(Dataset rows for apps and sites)
----
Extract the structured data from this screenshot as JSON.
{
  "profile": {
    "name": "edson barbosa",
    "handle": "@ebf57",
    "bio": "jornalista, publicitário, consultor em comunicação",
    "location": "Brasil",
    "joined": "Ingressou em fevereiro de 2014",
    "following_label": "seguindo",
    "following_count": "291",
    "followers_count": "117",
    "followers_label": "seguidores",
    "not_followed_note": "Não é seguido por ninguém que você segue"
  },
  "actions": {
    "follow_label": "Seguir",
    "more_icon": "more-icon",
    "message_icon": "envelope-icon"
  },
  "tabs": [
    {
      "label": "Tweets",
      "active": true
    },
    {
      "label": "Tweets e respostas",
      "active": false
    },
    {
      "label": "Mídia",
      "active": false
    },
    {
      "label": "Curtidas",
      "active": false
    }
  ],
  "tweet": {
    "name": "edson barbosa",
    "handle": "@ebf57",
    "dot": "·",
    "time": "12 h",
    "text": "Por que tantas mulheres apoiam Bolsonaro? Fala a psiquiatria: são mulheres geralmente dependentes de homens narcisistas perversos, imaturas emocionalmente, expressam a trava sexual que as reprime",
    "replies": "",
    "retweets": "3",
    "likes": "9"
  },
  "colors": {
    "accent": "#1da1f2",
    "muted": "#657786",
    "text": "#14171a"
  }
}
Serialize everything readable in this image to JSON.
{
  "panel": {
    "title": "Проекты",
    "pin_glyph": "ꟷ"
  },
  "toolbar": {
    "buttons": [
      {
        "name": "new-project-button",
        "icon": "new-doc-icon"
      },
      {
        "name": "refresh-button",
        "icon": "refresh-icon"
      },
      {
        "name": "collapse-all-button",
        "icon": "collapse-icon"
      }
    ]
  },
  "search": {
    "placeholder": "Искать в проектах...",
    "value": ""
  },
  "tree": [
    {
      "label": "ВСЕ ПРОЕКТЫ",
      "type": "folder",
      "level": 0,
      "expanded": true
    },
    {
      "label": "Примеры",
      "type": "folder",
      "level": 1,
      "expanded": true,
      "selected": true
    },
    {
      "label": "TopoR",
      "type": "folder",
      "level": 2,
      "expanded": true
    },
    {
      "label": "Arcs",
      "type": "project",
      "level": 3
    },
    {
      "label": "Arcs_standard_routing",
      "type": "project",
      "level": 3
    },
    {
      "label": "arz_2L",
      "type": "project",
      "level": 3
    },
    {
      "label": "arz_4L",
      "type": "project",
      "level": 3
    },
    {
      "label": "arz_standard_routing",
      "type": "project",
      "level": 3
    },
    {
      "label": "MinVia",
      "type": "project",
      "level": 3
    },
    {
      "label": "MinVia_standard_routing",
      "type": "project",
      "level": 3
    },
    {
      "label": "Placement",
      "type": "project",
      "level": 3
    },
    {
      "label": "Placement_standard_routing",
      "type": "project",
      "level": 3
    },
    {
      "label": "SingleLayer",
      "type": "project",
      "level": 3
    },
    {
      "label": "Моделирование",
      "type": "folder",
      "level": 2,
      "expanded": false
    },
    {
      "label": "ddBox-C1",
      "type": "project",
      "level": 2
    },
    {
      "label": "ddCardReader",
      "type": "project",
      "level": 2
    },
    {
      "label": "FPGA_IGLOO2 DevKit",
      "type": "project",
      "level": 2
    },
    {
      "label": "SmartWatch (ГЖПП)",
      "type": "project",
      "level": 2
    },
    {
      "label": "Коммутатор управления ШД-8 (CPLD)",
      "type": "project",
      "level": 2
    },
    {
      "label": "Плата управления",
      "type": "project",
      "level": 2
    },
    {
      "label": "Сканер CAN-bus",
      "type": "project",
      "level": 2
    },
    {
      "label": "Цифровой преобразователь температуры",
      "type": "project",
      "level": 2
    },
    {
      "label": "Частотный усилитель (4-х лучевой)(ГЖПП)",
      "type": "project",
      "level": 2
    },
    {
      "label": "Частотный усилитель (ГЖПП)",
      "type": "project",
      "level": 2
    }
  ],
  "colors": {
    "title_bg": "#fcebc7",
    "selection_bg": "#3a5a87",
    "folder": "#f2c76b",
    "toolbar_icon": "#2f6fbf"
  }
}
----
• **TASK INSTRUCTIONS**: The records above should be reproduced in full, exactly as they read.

• **EXPECTED OUTPUT**:
Extract the structured data from this screenshot as JSON.
{
  "profile": {
    "name": "edson barbosa",
    "handle": "@ebf57",
    "bio": "jornalista, publicitário, consultor em comunicação",
    "location": "Brasil",
    "joined": "Ingressou em fevereiro de 2014",
    "following_label": "seguindo",
    "following_count": "291",
    "followers_count": "117",
    "followers_label": "seguidores",
    "not_followed_note": "Não é seguido por ninguém que você segue"
  },
  "actions": {
    "follow_label": "Seguir",
    "more_icon": "more-icon",
    "message_icon": "envelope-icon"
  },
  "tabs": [
    {
      "label": "Tweets",
      "active": true
    },
    {
      "label": "Tweets e respostas",
      "active": false
    },
    {
      "label": "Mídia",
      "active": false
    },
    {
      "label": "Curtidas",
      "active": false
    }
  ],
  "tweet": {
    "name": "edson barbosa",
    "handle": "@ebf57",
    "dot": "·",
    "time": "12 h",
    "text": "Por que tantas mulheres apoiam Bolsonaro? Fala a psiquiatria: são mulheres geralmente dependentes de homens narcisistas perversos, imaturas emocionalmente, expressam a trava sexual que as reprime",
    "replies": "",
    "retweets": "3",
    "likes": "9"
  },
  "colors": {
    "accent": "#1da1f2",
    "muted": "#657786",
    "text": "#14171a"
  }
}
Serialize everything readable in this image to JSON.
{
  "panel": {
    "title": "Проекты",
    "pin_glyph": "ꟷ"
  },
  "toolbar": {
    "buttons": [
      {
        "name": "new-project-button",
        "icon": "new-doc-icon"
      },
      {
        "name": "refresh-button",
        "icon": "refresh-icon"
      },
      {
        "name": "collapse-all-button",
        "icon": "collapse-icon"
      }
    ]
  },
  "search": {
    "placeholder": "Искать в проектах...",
    "value": ""
  },
  "tree": [
    {
      "label": "ВСЕ ПРОЕКТЫ",
      "type": "folder",
      "level": 0,
      "expanded": true
    },
    {
      "label": "Примеры",
      "type": "folder",
      "level": 1,
      "expanded": true,
      "selected": true
    },
    {
      "label": "TopoR",
      "type": "folder",
      "level": 2,
      "expanded": true
    },
    {
      "label": "Arcs",
      "type": "project",
      "level": 3
    },
    {
      "label": "Arcs_standard_routing",
      "type": "project",
      "level": 3
    },
    {
      "label": "arz_2L",
      "type": "project",
      "level": 3
    },
    {
      "label": "arz_4L",
      "type": "project",
      "level": 3
    },
    {
      "label": "arz_standard_routing",
      "type": "project",
      "level": 3
    },
    {
      "label": "MinVia",
      "type": "project",
      "level": 3
    },
    {
      "label": "MinVia_standard_routing",
      "type": "project",
      "level": 3
    },
    {
      "label": "Placement",
      "type": "project",
      "level": 3
    },
    {
      "label": "Placement_standard_routing",
      "type": "project",
      "level": 3
    },
    {
      "label": "SingleLayer",
      "type": "project",
      "level": 3
    },
    {
      "label": "Моделирование",
      "type": "folder",
      "level": 2,
      "expanded": false
    },
    {
      "label": "ddBox-C1",
      "type": "project",
      "level": 2
    },
    {
      "label": "ddCardReader",
      "type": "project",
      "level": 2
    },
    {
      "label": "FPGA_IGLOO2 DevKit",
      "type": "project",
      "level": 2
    },
    {
      "label": "SmartWatch (ГЖПП)",
      "type": "project",
      "level": 2
    },
    {
      "label": "Коммутатор управления ШД-8 (CPLD)",
      "type": "project",
      "level": 2
    },
    {
      "label": "Плата управления",
      "type": "project",
      "level": 2
    },
    {
      "label": "Сканер CAN-bus",
      "type": "project",
      "level": 2
    },
    {
      "label": "Цифровой преобразователь температуры",
      "type": "project",
      "level": 2
    },
    {
      "label": "Частотный усилитель (4-х лучевой)(ГЖПП)",
      "type": "project",
      "level": 2
    },
    {
      "label": "Частотный усилитель (ГЖПП)",
      "type": "project",
      "level": 2
    }
  ],
  "colors": {
    "title_bg": "#fcebc7",
    "selection_bg": "#3a5a87",
    "folder": "#f2c76b",
    "toolbar_icon": "#2f6fbf"
  }
}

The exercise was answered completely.